> _INSTRUCTIONS FOR THE TASK_
Across the entries below, count the lines in which the word "photo" occurs. Reply with the count alone.

+ + +

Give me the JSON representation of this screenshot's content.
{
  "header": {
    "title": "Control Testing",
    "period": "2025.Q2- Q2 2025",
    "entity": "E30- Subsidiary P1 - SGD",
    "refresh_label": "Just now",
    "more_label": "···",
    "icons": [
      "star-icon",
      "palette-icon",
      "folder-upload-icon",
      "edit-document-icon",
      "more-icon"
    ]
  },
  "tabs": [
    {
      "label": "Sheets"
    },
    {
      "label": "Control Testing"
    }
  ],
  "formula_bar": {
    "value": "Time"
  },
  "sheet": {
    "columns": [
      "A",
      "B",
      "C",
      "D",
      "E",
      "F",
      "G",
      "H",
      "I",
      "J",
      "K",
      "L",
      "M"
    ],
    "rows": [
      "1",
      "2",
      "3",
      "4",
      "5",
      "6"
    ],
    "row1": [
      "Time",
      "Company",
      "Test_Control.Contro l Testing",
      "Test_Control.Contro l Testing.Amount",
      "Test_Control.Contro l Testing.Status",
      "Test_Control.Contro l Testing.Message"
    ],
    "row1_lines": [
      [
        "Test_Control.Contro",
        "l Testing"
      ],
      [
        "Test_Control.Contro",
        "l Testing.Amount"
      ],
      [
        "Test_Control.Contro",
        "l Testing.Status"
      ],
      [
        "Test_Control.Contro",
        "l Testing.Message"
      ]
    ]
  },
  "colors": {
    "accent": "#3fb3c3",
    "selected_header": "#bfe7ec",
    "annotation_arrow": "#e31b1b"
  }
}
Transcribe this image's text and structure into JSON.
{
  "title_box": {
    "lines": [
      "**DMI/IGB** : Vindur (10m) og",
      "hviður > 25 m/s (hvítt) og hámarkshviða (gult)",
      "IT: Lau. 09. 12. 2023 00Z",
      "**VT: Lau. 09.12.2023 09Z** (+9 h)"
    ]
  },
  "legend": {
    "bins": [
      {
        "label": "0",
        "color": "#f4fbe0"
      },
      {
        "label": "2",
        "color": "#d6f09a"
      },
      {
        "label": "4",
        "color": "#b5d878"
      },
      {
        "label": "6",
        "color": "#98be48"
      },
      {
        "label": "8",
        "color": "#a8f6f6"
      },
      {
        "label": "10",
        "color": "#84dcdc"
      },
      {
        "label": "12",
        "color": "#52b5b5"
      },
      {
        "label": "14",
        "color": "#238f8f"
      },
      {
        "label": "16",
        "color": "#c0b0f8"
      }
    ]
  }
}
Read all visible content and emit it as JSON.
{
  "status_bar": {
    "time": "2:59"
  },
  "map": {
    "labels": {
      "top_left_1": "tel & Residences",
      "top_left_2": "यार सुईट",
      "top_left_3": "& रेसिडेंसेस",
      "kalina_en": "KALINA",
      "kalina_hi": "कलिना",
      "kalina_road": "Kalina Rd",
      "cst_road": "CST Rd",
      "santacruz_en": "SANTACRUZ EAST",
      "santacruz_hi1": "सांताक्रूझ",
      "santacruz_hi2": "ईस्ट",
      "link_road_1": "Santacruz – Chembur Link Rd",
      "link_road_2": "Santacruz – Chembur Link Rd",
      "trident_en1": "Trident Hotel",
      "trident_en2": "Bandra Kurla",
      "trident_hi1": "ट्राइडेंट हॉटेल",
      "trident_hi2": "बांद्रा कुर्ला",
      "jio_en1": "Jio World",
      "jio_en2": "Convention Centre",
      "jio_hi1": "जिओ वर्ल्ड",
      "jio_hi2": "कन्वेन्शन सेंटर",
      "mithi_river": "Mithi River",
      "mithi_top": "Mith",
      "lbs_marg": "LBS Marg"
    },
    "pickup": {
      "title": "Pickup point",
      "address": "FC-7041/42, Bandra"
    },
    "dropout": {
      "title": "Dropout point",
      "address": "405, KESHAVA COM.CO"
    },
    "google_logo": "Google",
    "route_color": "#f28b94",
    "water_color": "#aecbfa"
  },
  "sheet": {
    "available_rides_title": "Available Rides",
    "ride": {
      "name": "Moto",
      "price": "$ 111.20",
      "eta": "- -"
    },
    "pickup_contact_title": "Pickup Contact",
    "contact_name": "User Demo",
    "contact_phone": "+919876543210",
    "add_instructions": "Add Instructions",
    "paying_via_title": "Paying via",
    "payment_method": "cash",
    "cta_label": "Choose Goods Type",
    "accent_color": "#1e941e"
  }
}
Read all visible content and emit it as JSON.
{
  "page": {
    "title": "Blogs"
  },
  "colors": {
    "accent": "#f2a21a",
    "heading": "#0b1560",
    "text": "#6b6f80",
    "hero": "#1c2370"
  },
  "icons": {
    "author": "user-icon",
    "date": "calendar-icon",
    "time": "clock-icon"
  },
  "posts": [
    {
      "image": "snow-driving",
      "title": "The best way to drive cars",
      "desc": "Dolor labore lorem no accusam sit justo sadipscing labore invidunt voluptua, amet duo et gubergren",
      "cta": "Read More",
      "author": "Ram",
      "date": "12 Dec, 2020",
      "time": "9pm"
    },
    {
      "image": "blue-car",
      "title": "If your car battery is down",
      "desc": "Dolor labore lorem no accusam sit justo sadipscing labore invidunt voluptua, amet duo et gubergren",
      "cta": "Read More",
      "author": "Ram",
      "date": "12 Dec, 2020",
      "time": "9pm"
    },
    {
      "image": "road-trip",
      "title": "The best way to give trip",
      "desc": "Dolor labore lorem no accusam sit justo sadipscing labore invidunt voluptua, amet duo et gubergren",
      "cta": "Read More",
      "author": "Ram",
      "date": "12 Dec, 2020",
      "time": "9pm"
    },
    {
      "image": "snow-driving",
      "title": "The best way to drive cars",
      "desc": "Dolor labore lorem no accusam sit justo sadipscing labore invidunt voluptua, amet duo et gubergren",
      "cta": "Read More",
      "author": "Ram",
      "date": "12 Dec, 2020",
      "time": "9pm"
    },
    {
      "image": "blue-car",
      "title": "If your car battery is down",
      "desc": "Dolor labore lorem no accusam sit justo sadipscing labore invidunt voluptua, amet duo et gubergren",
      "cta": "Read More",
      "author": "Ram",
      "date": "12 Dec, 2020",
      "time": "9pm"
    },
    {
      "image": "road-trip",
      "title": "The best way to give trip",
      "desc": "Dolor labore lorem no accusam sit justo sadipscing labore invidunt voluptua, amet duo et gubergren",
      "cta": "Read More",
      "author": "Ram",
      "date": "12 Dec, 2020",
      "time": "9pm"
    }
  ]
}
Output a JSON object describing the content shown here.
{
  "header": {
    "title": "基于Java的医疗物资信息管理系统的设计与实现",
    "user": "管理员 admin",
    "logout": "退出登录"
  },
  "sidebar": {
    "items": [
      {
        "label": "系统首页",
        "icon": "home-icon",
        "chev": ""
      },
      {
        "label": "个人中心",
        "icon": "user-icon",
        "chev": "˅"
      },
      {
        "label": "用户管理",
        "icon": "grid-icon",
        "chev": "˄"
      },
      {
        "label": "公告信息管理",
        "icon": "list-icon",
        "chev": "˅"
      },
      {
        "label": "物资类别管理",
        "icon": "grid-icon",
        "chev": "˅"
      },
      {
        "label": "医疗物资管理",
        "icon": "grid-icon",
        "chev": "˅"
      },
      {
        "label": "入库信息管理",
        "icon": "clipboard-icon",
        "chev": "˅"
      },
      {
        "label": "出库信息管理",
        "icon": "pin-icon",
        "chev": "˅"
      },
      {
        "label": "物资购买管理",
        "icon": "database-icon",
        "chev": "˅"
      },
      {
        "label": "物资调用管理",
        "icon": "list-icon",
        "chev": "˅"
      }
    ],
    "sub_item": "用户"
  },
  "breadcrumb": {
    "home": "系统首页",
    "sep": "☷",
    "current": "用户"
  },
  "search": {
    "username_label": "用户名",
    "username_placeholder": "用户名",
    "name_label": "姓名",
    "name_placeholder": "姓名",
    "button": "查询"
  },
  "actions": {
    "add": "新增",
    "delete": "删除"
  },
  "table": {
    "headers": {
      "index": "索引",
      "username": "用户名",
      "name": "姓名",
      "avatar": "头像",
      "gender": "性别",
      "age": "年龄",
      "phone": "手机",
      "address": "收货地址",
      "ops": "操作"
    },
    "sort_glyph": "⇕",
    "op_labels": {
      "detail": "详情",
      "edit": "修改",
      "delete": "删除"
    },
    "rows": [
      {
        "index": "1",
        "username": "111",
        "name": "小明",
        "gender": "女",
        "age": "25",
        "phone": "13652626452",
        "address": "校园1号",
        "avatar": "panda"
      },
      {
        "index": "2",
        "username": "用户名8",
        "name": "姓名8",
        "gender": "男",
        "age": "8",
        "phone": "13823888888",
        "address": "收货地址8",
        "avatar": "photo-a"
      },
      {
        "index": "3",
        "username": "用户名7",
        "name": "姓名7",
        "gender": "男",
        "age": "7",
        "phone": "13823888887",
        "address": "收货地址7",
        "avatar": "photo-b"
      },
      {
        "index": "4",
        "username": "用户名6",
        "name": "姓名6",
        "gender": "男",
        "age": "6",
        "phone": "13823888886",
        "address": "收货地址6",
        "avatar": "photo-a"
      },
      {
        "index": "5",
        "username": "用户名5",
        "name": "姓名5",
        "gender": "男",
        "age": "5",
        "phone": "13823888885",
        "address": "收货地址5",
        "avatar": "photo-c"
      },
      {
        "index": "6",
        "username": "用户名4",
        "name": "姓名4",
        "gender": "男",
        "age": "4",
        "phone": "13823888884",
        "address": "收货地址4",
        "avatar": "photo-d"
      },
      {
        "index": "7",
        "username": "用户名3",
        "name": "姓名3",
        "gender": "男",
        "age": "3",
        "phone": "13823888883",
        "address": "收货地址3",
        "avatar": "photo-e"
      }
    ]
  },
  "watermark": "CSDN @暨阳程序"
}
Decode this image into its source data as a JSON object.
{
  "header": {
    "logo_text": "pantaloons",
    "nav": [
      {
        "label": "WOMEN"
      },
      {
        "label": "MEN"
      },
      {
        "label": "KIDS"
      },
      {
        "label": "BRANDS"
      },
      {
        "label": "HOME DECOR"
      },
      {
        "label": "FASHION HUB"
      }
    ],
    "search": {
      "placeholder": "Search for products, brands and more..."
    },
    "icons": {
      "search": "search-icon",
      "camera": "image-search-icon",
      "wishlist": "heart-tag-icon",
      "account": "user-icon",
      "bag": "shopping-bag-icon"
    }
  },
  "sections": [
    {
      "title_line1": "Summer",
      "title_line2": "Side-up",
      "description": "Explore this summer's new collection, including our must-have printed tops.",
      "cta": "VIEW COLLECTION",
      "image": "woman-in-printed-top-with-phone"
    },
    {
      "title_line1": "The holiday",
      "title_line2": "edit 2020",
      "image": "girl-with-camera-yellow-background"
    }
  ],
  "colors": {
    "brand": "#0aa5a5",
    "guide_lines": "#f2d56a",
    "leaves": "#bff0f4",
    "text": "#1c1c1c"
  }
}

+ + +

> _EXERCISE RESPONSE_
6